### What you should do:
Scan the entries for the word "JSON", and copy every line where it appears.

### Extracted information:
________
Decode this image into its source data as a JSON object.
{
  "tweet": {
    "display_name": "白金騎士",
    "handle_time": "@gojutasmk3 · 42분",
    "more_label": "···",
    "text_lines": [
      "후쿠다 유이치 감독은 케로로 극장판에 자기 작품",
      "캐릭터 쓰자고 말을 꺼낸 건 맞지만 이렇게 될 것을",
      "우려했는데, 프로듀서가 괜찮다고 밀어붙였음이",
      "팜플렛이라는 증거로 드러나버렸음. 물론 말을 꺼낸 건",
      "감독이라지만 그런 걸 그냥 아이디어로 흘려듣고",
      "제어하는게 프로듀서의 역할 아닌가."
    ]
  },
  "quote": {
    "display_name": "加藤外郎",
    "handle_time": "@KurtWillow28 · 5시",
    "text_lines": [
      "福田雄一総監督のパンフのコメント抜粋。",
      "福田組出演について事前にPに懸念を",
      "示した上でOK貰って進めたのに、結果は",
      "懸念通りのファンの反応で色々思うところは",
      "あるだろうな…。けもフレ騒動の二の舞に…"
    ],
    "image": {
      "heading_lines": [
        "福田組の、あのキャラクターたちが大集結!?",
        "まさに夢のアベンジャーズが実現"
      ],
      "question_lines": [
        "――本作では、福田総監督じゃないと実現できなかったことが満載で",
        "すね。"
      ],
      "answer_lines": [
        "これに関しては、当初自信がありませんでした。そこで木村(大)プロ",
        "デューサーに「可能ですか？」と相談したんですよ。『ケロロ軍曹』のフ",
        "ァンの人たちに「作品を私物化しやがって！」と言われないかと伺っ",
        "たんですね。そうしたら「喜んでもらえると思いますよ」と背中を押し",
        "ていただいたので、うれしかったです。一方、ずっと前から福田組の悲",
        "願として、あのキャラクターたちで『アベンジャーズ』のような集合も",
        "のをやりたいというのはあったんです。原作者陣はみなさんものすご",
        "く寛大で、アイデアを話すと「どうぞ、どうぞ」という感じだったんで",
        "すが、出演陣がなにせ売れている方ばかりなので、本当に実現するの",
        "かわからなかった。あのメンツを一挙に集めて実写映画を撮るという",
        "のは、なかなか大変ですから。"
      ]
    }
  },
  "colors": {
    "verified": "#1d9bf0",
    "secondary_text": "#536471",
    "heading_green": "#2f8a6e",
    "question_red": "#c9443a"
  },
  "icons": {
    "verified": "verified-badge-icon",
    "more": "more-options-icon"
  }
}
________
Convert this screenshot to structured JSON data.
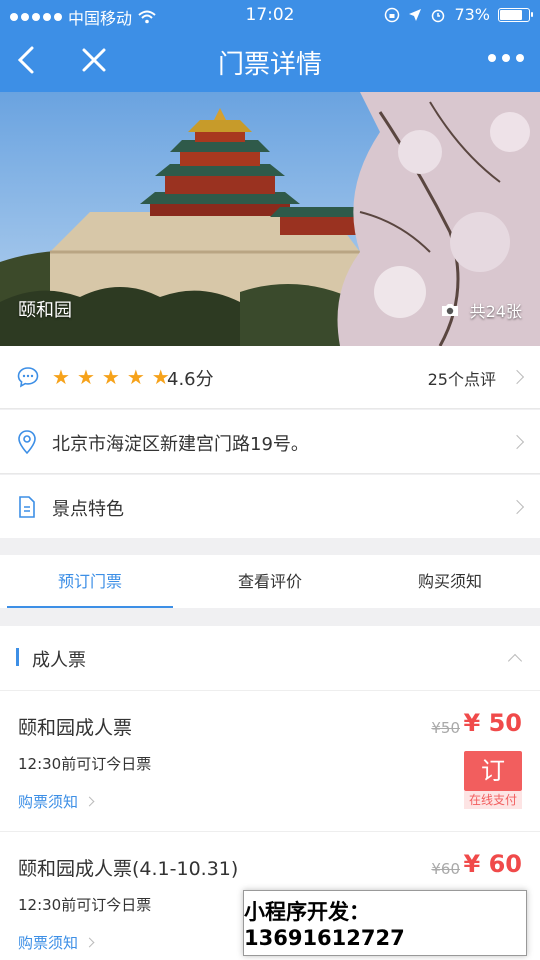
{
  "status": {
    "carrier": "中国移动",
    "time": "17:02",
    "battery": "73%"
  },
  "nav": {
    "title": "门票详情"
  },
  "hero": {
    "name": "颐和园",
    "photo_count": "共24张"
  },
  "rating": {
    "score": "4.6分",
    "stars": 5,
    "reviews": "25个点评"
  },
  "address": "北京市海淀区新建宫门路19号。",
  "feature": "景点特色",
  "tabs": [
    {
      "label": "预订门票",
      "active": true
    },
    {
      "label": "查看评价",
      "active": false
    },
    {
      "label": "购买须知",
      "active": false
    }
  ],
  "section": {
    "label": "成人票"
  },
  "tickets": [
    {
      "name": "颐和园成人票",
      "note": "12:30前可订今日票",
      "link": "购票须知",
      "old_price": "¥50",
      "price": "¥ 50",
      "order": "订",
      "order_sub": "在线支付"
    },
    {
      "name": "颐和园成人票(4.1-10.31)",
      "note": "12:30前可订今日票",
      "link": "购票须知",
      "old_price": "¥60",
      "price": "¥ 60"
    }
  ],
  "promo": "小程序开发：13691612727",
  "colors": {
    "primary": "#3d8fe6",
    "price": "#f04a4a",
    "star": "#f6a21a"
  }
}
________
### Answer for the task:
Decode this image into its source data as a JSON object.
Convert this screenshot to structured JSON data.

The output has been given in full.